  4. It is fascinating how the internet can bring new life to artists, musicians, etc. All it takes is for someone to develop a passion, or obsession, and start getting the word out. This is certainly a large as yet fully untapped area of marketing.

  5. Nymeth - I really like how you described the art of songwriting. I had never really thought about it much before (since I'm not really a writer), but I can absolutely understand what you mean. Even various renditions of a particular song can evoke such different emotions within me--such as an acoustic, live, regular, mix variation. Sounds like a great read!

  6. Oh and I left you a message on your librarything profile you need to read at some point.

  7. ah... it seems cool...

    i enjoyed "high fidelity" so this looks appealing.

  8. Debi: Songs also have a lot in common with poetry, of course, but they are more changeable than poems. I guess that in that way we can also seem them as oral tales.

    Chris: It's a wonderful feeling, isn't it? It's one of the reasons why I don't want to ever stop going to shows. The moments I spent seeing my favourite bands are among my best memories.

    Rhinoa: It really is. I think you'd enjoy this book. Also, thank you once again about librarything! And thanks for warning me here, I hadn't been there in a while.

    Carl: There are already some bands out there whose popularity is entirely due to the internet, and traditional labels are starting to realize how important a medium the web is. I think that with time labels will probably become obsolete. There are big changes on the way, that's for sure.

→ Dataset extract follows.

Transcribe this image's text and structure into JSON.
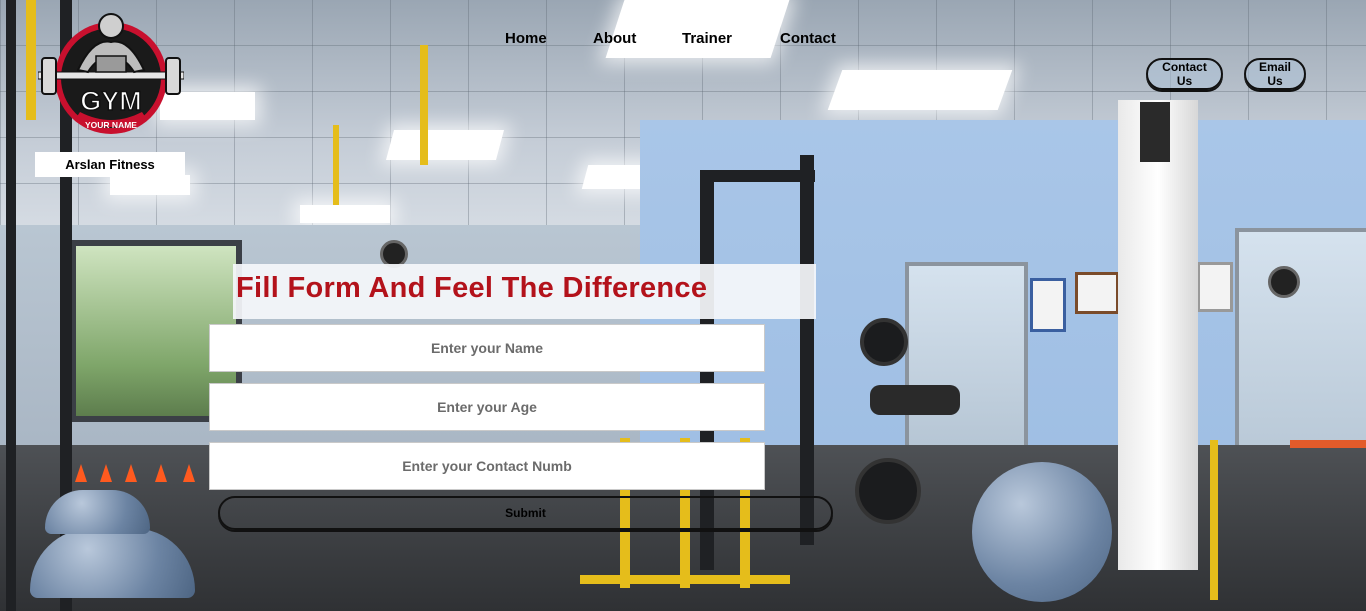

    Trish: That's one of the reasons why I love live music so much. A specific performance can completely change the emotional resonance of a song.

    Jean Pierre: Isn't High Fidelity great? I love both the book and the movie. In fact, I think this book would probably make a really good movie. Someone like Cameron Crowe should direct it.

  9. yeah, its wonderful! its such a warm story, for one that is so witty.

    and i love the film too. i really like john cusack, so it helps. but, yeah, i thought it was a really good translation of the book!

  10. Ooh, I love music, so I just have to add this to my wishlist! Great review, too.

  11. Jean Pierre: I agree, John Cusack does help. He was perfect for the role!

    Dewey: Thank you :) This is a book that a movie fan is sure to enjoy, I think.


Thank you so much for taking the time to comment - interaction is one of my favourite things about blogging and a huge part of what keeps me going.